Consumers' growing interest in health and fitness devices is providing a spark for wireless connectivity semiconductors with a growth curve in the double digit range expected for the next five years, according to a new report from IHS Technology.
On the back of wireless technologies being added to wearable devices, shipments this year for wireless semiconductors in health and fitness is projected to reach 61.2 million units, up 11 percent from 55.0 million in 2013. The market won’t slow down either as shipments will climb to 95.78 million units by 2018, as shown in Figure 1.
Health and fitness comprises two groups: sports and fitness and health and wellness. While both are similar, IHS notes both have very different needs but are receptive to wireless technology. Sports and fitness consumers happily disclose the results of their improving fitness levels, but health and wellness consumers are unlikely to disclose any information as it is usually a case of disease management, a private matter.

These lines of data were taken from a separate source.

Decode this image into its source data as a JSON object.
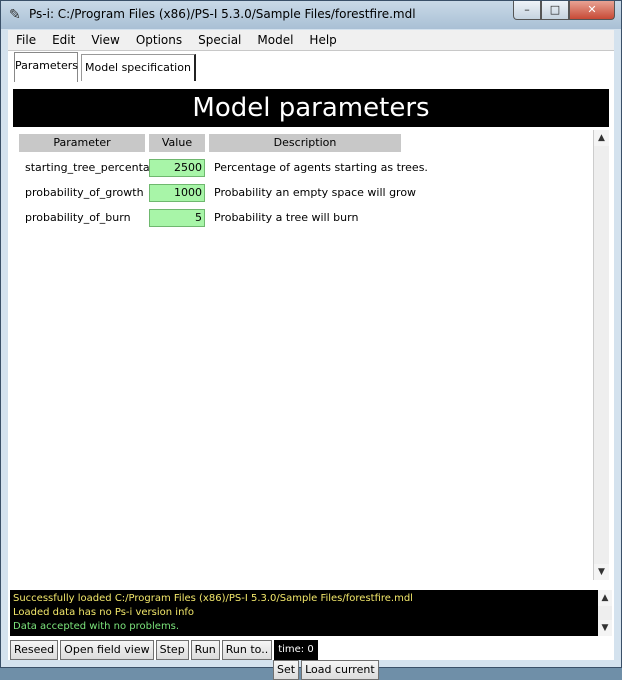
{
  "window": {
    "title": "Ps-i: C:/Program Files (x86)/PS-I 5.3.0/Sample Files/forestfire.mdl",
    "min_label": "–",
    "max_label": "□",
    "close_label": "✕"
  },
  "menu": [
    "File",
    "Edit",
    "View",
    "Options",
    "Special",
    "Model",
    "Help"
  ],
  "tabs": [
    "Parameters",
    "Model specification"
  ],
  "header": {
    "title": "Model parameters"
  },
  "table": {
    "columns": [
      "Parameter",
      "Value",
      "Description"
    ],
    "rows": [
      {
        "param": "starting_tree_percentage",
        "value": "2500",
        "desc": "Percentage of agents starting as trees."
      },
      {
        "param": "probability_of_growth",
        "value": "1000",
        "desc": "Probability an empty space will grow"
      },
      {
        "param": "probability_of_burn",
        "value": "5",
        "desc": "Probability a tree will burn"
      }
    ]
  },
  "buttons": {
    "set": "Set",
    "load_current": "Load current"
  },
  "console": [
    {
      "text": "Successfully loaded C:/Program Files (x86)/PS-I 5.3.0/Sample Files/forestfire.mdl",
      "color": "#f2e76a"
    },
    {
      "text": "Loaded data has no Ps-i version info",
      "color": "#f2e76a"
    },
    {
      "text": "Data accepted with no problems.",
      "color": "#7be37b"
    }
  ],
  "statusbar": {
    "reseed": "Reseed",
    "open_field_view": "Open field view",
    "step": "Step",
    "run": "Run",
    "run_to": "Run to..",
    "time": "time: 0"
  },
  "icons": {
    "app": "feather-icon",
    "scroll_up": "up-arrow-icon",
    "scroll_down": "down-arrow-icon"
  }
}
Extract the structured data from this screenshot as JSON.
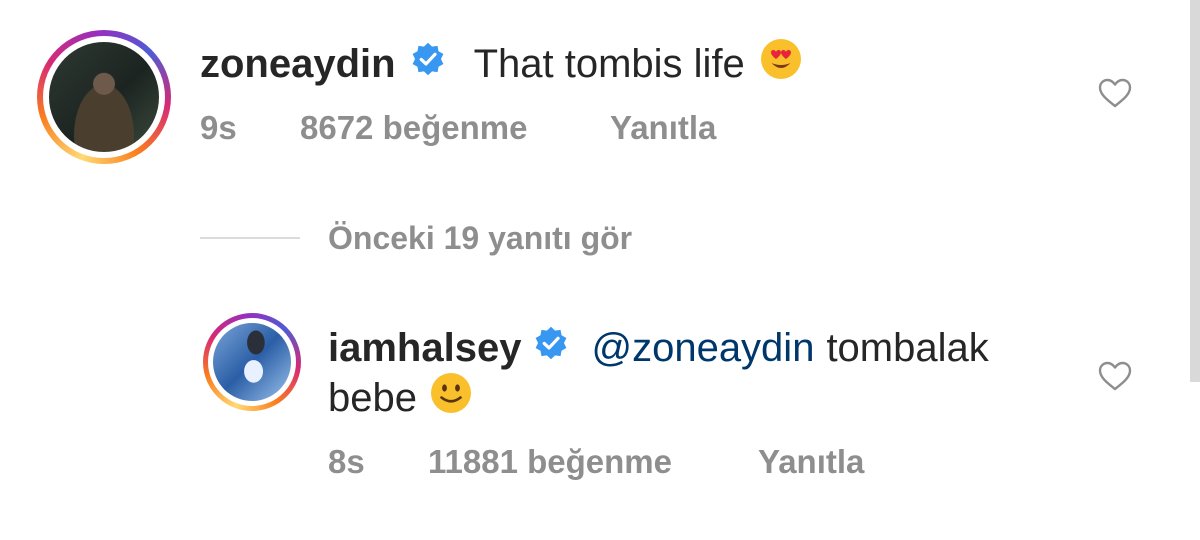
{
  "comments": [
    {
      "username": "zoneaydin",
      "text": "That tombis life",
      "emoji": "😍",
      "time": "9s",
      "likes": "8672 beğenme",
      "reply": "Yanıtla"
    },
    {
      "username": "iamhalsey",
      "mention": "@zoneaydin",
      "text_line1": "tombalak",
      "text_line2": "bebe",
      "emoji": "🙂",
      "time": "8s",
      "likes": "11881 beğenme",
      "reply": "Yanıtla"
    }
  ],
  "view_previous_replies": "Önceki 19 yanıtı gör",
  "icons": {
    "verified": "verified-badge-icon",
    "like": "heart-outline-icon"
  },
  "colors": {
    "text": "#262626",
    "meta": "#8e8e8e",
    "mention": "#00376b",
    "verified": "#3897f0"
  }
}
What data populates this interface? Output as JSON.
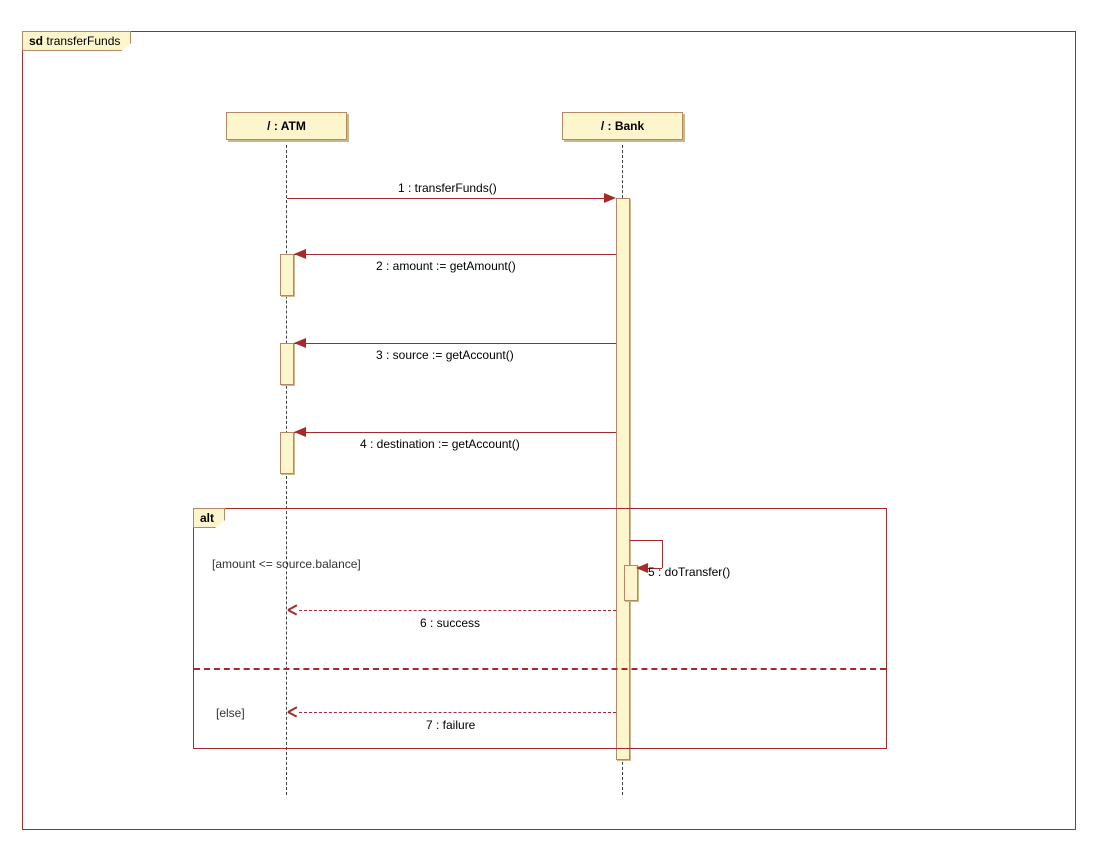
{
  "diagram": {
    "frame_prefix": "sd",
    "frame_name": "transferFunds",
    "lifelines": {
      "atm": {
        "label": "/ : ATM"
      },
      "bank": {
        "label": "/ : Bank"
      }
    },
    "messages": {
      "m1": "1 : transferFunds()",
      "m2": "2 : amount := getAmount()",
      "m3": "3 : source := getAccount()",
      "m4": "4 : destination := getAccount()",
      "m5": "5 : doTransfer()",
      "m6": "6 : success",
      "m7": "7 : failure"
    },
    "alt": {
      "label": "alt",
      "guard1": "[amount <= source.balance]",
      "guard2": "[else]"
    }
  }
}
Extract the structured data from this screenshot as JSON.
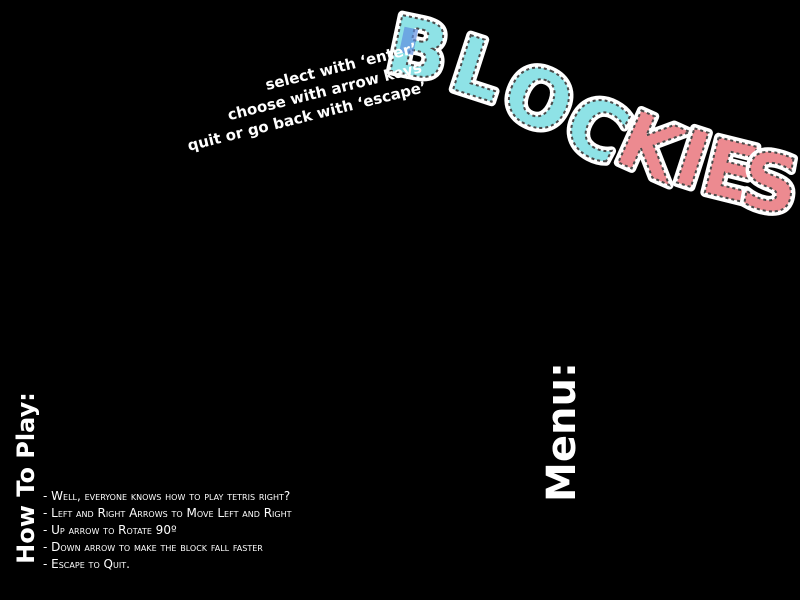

“Because most health and fitness devices are mobile, wireless connectivity is important,” said Lee Ratliff, principal analyst for connectivity at IHS, in a statement. “And because these wireless mobile devices are in most cases also wearable and thus require a small form-factor, they cannot be power hogs and must support low-energy consumption to have the best chance of succeeding in the consumer market.”
Wireless connectivity in health and fitness serves two purposes: A link to remote sensors because a wired connection is too awkward and for data uploading for analysis and sharing. For example, heart-rate monitors linked to heart-rate chest straps or cycling computers linked to wheel speed sensors.
The growth of health and fitness devices with wireless connectivity is due to the spur of consumers wanting to track their personal data and then share it socially, the increased use of wearable devices, decreasing component costs, an aging demographic concerned about health, the rising use of telehealth and remote healthcare systems.